       The effect of attempting to  seek  past  the  end-of-field  is  encoding  specific.   Some
       encodings  don't  actually  add the padding requested by GD_SEEK_WRITE unless a subsequent
       gd_putdata(3) call is used to add more data to the field at the new  end-of-field.   Other
       encodings  add  the  padding, advancing the end-of-field, regardless of subsequent writes.
       Similarly, attempting  to  seek  past  the  end-of-field  marker  in  read  mode  (without
       specifying  GD_SEEK_WRITE)  is also encoding specific: in some encodings the field pointer
       will be moved past the end-of-field marker, while in others, it will  be  repositioned  to
       the end of field.  Check the return value to determine the result.

       In  general,  GD_SEEK_WRITE  should  be  used  on  gd_seek()  calls  before  a  write  via
       gd_putdata(3), while calls before a read via gd_getdata(3) should omit  the  GD_SEEK_WRITE
       flag.  So the following:

              gd_seek(dirfile, field_code, a, b, GD_SEEK_SET | GD_SEEK_WRITE);
              gd_putdata(dirfile, field_code, GD_HERE, 0, c, d, type, data);

       is equivalent to:

              gd_putdata(dirfile, field_code, a, b, c, d, type, data);

       and, similarly,

              gd_seek(dirfile, field_code, a, b, GD_SEEK_SET);
              gd_getdata(dirfile, field_code, GD_HERE, 0, c, d, type, data);

       is equivalent to:

              gd_getdata(dirfile, field_code, a, b, c, d, type, data);

       Only  RAW  fields  (and  the implicit INDEX field) have field I/O pointers associated with
       them.  Calling gd_seek() on a derived field will move the field pointers  of  all  of  the
       field's  inputs.   It  is possible to create derived fields which simultaneously read from
       different places of the same input field.  Calling gd_seek() on such a field  will  result
       in an error.


       Upon  successful  completion,  gd_seek() returns a non-negative integer indicating the I/O
       position, in samples, of the specified field after performing  the  seek.   On  error,  it
       returns a negative-valued error code.  Possible error codes are:

               The library was unable to allocate memory.

               The  flags  parameter  didn't  contain exactly one of GD_SEEK_SET, GD_SEEK_CUR, or

               The field specified by field_code, or one of the fields it uses for input, was not
               found in the database.

               The supplied dirfile was invalid.

               An  attempt was made to seek relative to GD_SEEK_END on the INDEX field, which has
               no end-of-field marker.

               The specified field or one of its inputs wasn't of vector type.

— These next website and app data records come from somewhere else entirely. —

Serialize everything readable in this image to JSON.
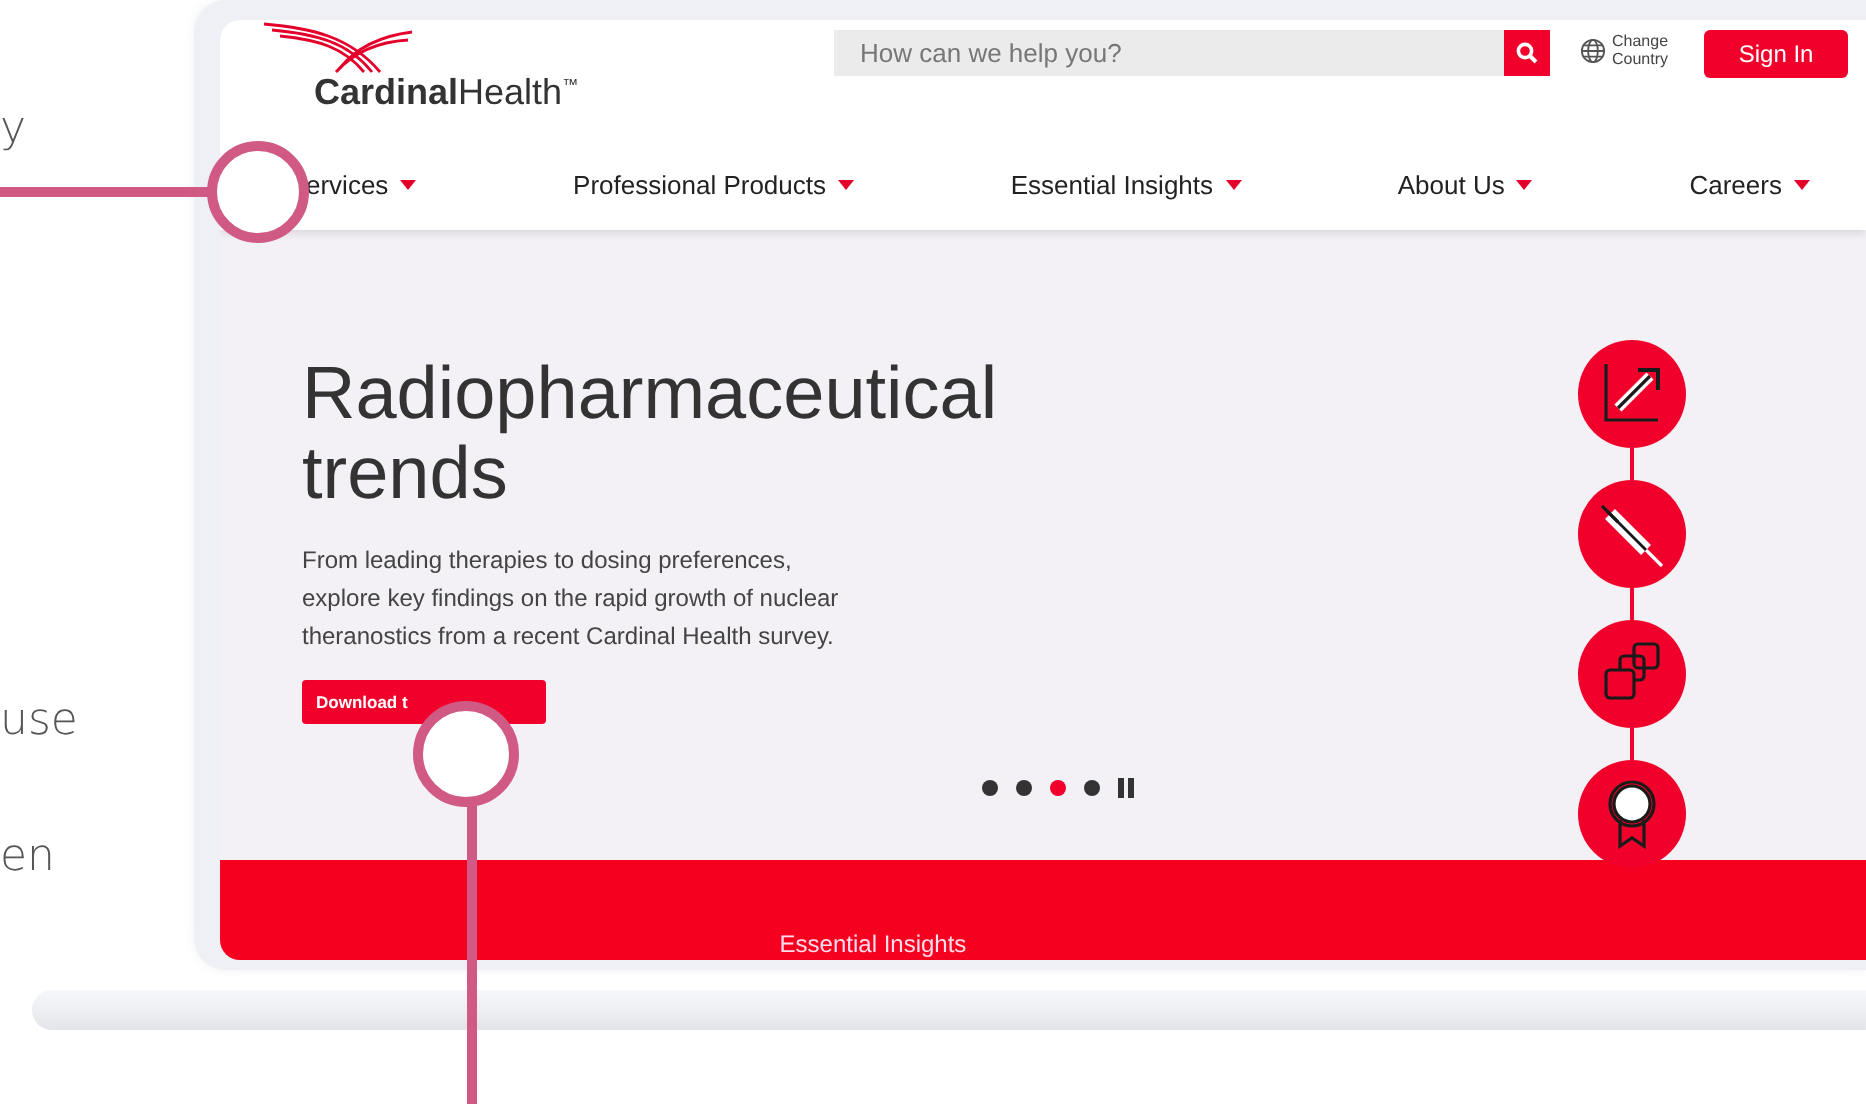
{
  "side_texts": [
    "y",
    "use",
    "en"
  ],
  "header": {
    "logo": "**Cardinal**Health$^{™}$",
    "search": {
      "placeholder": "How can we help you?"
    },
    "country": [
      "Change",
      "Country"
    ],
    "sign_in": "Sign In"
  },
  "nav": [
    {
      "label": "ervices"
    },
    {
      "label": "Professional Products"
    },
    {
      "label": "Essential Insights"
    },
    {
      "label": "About Us"
    },
    {
      "label": "Careers"
    }
  ],
  "hero": {
    "title_lines": [
      "Radiopharmaceutical",
      "trends"
    ],
    "body": "From leading therapies to dosing preferences, explore key findings on the rapid growth of nuclear theranostics from a recent Cardinal Health survey.",
    "button": "Download t",
    "slides": [
      {
        "selected": false
      },
      {
        "selected": false
      },
      {
        "selected": true
      },
      {
        "selected": false
      }
    ],
    "steps": [
      {
        "kind": "chart"
      },
      {
        "kind": "syringe"
      },
      {
        "kind": "boxes"
      },
      {
        "kind": "ribbon"
      }
    ]
  },
  "band": {
    "label": "Essential Insights"
  }
}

               The field position couldn't be set due to a derived field  reading  simultaneously
               from more than one place in a RAW field.

               An  internal error occurred in the library while trying to perform the task.  This
               indicates a bug in the library.  Please report the incident to the maintainer.

       GD_E_IO An error occurred while trying to open or read from a file on  disk  containing  a
               raw field.

               The  request resulted an attempt to move the I/O pointer of the specified field or
               one of its inputs to a negative sample number.

               Too many levels of recursion were encountered while trying to resolve  field_code.
               This  usually  indicates  a  circular  dependency  in  field  specification in the

               The encoding scheme of a RAW  field  could  not  be  determined.   This  may  also
               indicate that the binary file associated with the RAW field could not be found.

               Reading  from  dirfiles  with  the encoding scheme of the specified dirfile is not
               supported by the library.  See dirfile-encoding(5) for details on dirfile encoding

       The  error  code  is  also  stored  in  the DIRFILE object and may be retrieved after this
       function returns by calling gd_error(3).  A descriptive error string for the error may  be
       obtained by calling gd_error_string(3).


       The gd_seek() function appeared in GetData-0.8.0.

       In  GetData-0.10.0,  the  error  return  from this function changed from -1 to a negative-
       valued error code.


       gd_getdata(3), gd_open(3), gd_putdata(3), gd_tell(3)